    Start off with a fair line with each district's population cut in half, then push for competition to build the most attractive communities/districts to get the people moving to your side. I realize that sounds easy, but sometimes govt doesn't like to take the most logical route.

  • Jack25

    Gerrymandering should be illegal.

  • loydfair

    eliminate congressional districts . eliminate electoral college . ................................................
    ................ ONE PERSON *** ONE VOTE ............ that's it. .......................................................
    house reps will be elected the same way senators are elected ......... .........................................
    i can see republicans becoming apoplectic just reading this post .

  • Verity Pendelton

    My district is shaped like a Half- horseshoe around an inner city suburban district. It pretty much eliminates any African-americans. We have a district on the other half that mimics it. So, yes, the suburban area has two districts while the inner city suburban district has one.

  • Bree Zee

    There's got to be a computer program that can do this based on population vs party. Let the computer do it. Evaluate it every 10 yrs for changes to population. There. Done.

  • Henry R

    Is gerrymandering bad? Virginia (and other states) gerrymandered districts ensuring black folks were the majority. See Rep. Bobby Scott's district. Should it be changed?

  • Mr. Joe

    Both parties fully support gerrymandering and always will.
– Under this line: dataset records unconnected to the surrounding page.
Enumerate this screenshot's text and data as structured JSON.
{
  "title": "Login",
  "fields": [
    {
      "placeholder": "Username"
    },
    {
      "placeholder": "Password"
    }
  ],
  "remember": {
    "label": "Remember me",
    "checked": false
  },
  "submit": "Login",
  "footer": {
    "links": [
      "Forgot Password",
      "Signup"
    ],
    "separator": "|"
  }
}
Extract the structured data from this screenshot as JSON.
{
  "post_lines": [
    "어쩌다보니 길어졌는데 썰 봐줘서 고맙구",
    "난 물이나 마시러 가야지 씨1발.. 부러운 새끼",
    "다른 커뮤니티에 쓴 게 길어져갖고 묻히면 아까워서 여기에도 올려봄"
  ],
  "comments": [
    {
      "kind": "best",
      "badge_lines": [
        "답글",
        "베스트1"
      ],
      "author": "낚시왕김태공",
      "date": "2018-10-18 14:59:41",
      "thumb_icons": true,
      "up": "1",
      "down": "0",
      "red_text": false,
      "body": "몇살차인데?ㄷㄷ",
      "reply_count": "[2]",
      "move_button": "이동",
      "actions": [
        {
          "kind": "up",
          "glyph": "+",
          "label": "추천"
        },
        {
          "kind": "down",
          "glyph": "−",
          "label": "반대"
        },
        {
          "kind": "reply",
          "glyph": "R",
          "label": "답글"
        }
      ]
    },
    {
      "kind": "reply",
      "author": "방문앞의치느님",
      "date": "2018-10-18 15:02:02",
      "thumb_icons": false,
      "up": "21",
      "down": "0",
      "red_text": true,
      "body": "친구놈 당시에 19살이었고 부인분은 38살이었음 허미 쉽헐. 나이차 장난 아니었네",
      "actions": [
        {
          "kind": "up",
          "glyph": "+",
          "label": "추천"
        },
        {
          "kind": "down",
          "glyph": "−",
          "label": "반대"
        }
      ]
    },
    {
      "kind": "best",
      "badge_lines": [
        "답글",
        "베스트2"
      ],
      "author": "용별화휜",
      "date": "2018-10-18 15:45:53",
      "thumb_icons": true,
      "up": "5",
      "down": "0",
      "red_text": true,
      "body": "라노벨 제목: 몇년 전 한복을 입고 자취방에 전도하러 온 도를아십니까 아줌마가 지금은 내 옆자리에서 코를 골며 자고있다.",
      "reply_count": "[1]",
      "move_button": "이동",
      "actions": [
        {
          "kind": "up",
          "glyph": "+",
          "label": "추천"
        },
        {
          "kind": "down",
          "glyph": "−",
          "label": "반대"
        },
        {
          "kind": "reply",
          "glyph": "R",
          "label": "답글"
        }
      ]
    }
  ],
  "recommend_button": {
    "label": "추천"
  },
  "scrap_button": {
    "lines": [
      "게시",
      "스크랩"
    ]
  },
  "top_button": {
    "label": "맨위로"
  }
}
Various courts have looked at this problem without significant result.The vast majority of Americans don't care about gerrymandering or actually support efforts to pencil out participation by opposition parties or minorities. Last, this article correctly points out the SC hasn't actually done anything yet, except talk about talking about about it. It's highly unlikely the SC will get it right, if they actually do anything in the first place.

  • Alfred E Neuman

    Any redistricting must be done by a non-political group.

  • Reformed Leftist

    It's interesting that SCOTUS says we can gerrymander for political reasons, but not on the basis of any protected class.

  • CrazyShmuck

    The parties with the ability to do so have redistricted since the day before forever. Make solid districts, none of the easily manipulated kind, and make them stick, except when the population changes. There's no reason to have districts that are something like 500 yards wide and 100 miles long.

  • snake

    No matter what the SC does this is a win for the Democrats. If the court says the Wi gerrymandering is OK California will abolish it's non partisan commission and gerrymander the state to allow an additional 15 Democrats to be elected. If the court sets new rules PA,OH,NC,WI and other states will be forced to draw new districts and Democrats will gain seats. Hopefully the court will do the right thing and set new guidelines that permit fair districts.

  • TS

    Hey Dems, maybe the people just don't like you.

  • runton

    The conservative empire built upon subjugation, misinformation, and oppression has reared its nasty head and is now beginning its collapse.

    The republic of the United States may survive after all.

  • Camus53

    Much more prevalent than many
    voters may be cognizant. I have heard there is some crazy high percentage of races run on a national basis where there is no opponent to the incubent due to gerrymandering.

    Everyone should be upset for this and many other reasons, including the millions in cost each time State courts order redistricting.